I’d love to hear your recommendations. I want you to join our private Facebook group. Talks | The Lean Startup Conference. Start Smart: Many Ways To Build Your Investor IQ. Startup Network. Best Books For Entrepreneurs. Pitcherific | Improve pitching ideas with our free pitch-training tool. Why Angel Investors Are Angry at Big VCs. 8 Mistakes to Avoid When Presenting to VC Firms. Over the years I have been amazed time after time, regardless of advice, how so many entrepreneurs present to a venture capital firm and repeatedly make the same mistakes. A company has one chance to make an impression, 10 minutes to capture the audience's attention and persuade a VC that their company is truly innovative and worth their time (not to mention their capital).

On average, a partner at a VC firm will review over 300 deals a year and invest in only one or two. I usually give first-time entrepreneurs the following 8 key mistakes to avoid when presenting to a VC firm: 1. Starting a presentation off by discussing the IPO or billion-dollar exit A lot of people do this because this is the ultimate end goal, but experienced VCs understand that building a company takes time and if you are unrealistic about the amount of work that it takes to build a company, you lose credibility. 2.Going over 30 minutes Venture capitalists are busy so don't waste time rambling. 5. 7. 8.

Products Archive - Hitchly. Pitchenvy | A gallery of startup pitch decks. Selecting Your Investors. How I Interview Customers | Customer Development Labs. Interviewing Customers is a Special Kind of Torture Talk to a stranger. Fun.That stranger is immensely busy…and hates being sold things. Getting better.That stranger will likely destroy your vision for a company. Ready to get started?! When I started interviewing customers, the only thing I cared less about than talking about other people’s problems, was asking about them. “Would you use a product that does _____________?” And “How much would you pay for it?” Turns out, those aren’t the most important questions…they’re the most misleading.

Let’s Fix That Despite my early misgivings, learning to interview customers has become one of my most indispensable skills. For me, interviewing customers makes customer development…fulfilling. Instead of being stressed about what the customer is going to think about my idea, instead of fumbling over my words and worrying about the perfect way to pitch my product, a customer interview isn’t about me, my product, or my words. How Not to Interview 2. 4. 5. Welcome To The Unicorn Club: Learning From Billion-Dollar Startups.

Editor’s note: Aileen Lee is founder of Cowboy Ventures, a seed-stage fund that backs entrepreneurs reinventing work and personal life through software. Previously, she joined Kleiner Perkins Caufield & Byers in 1999 and was also founding CEO of digital media company RMG Networks, backed by KPCB. Follow her on Twitter @aileenlee. Many entrepreneurs, and the venture investors who back them, seek to build billion-dollar companies.

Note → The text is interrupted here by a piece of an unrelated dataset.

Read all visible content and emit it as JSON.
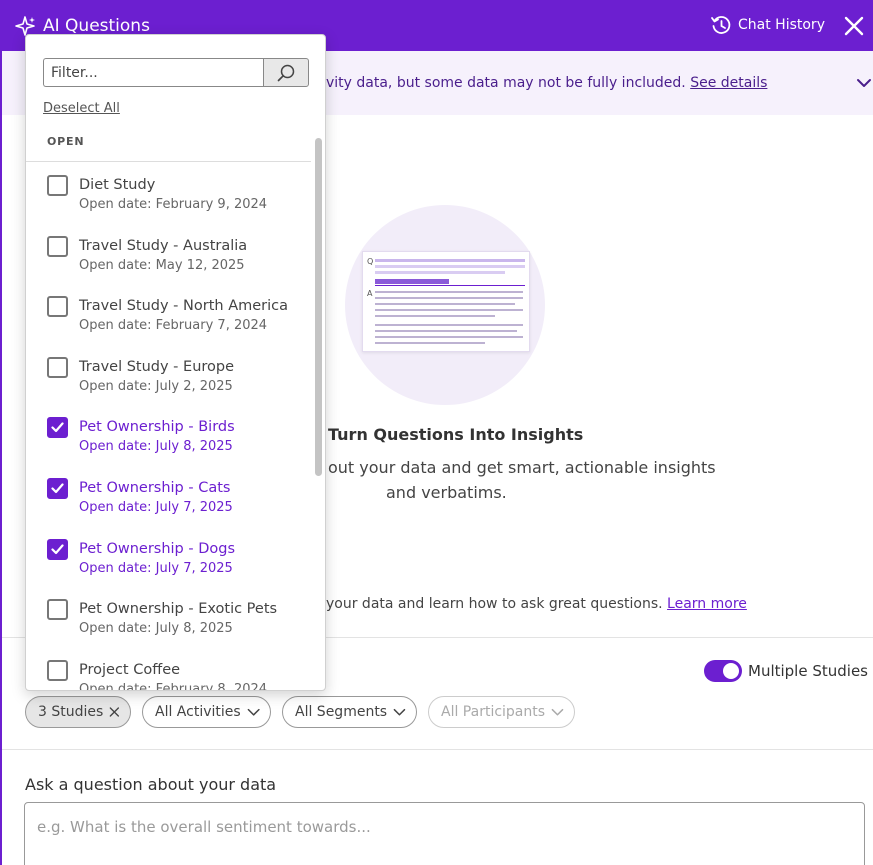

Why do investors seem to care about “billion dollar exits”? Historically, top venture funds have driven returns from their ownership in just a few companies in a given fund of many companies. Plus, traditional venture funds have grown in size, requiring larger “exits” to deliver acceptable returns. So, we wondered, as we’re a year into our new fund (which doesn’t need to back billion-dollar companies to succeed, but hey, we like to learn): how likely is it for a startup to achieve a billion-dollar valuation? Learnings to date about the “Unicorn Club”: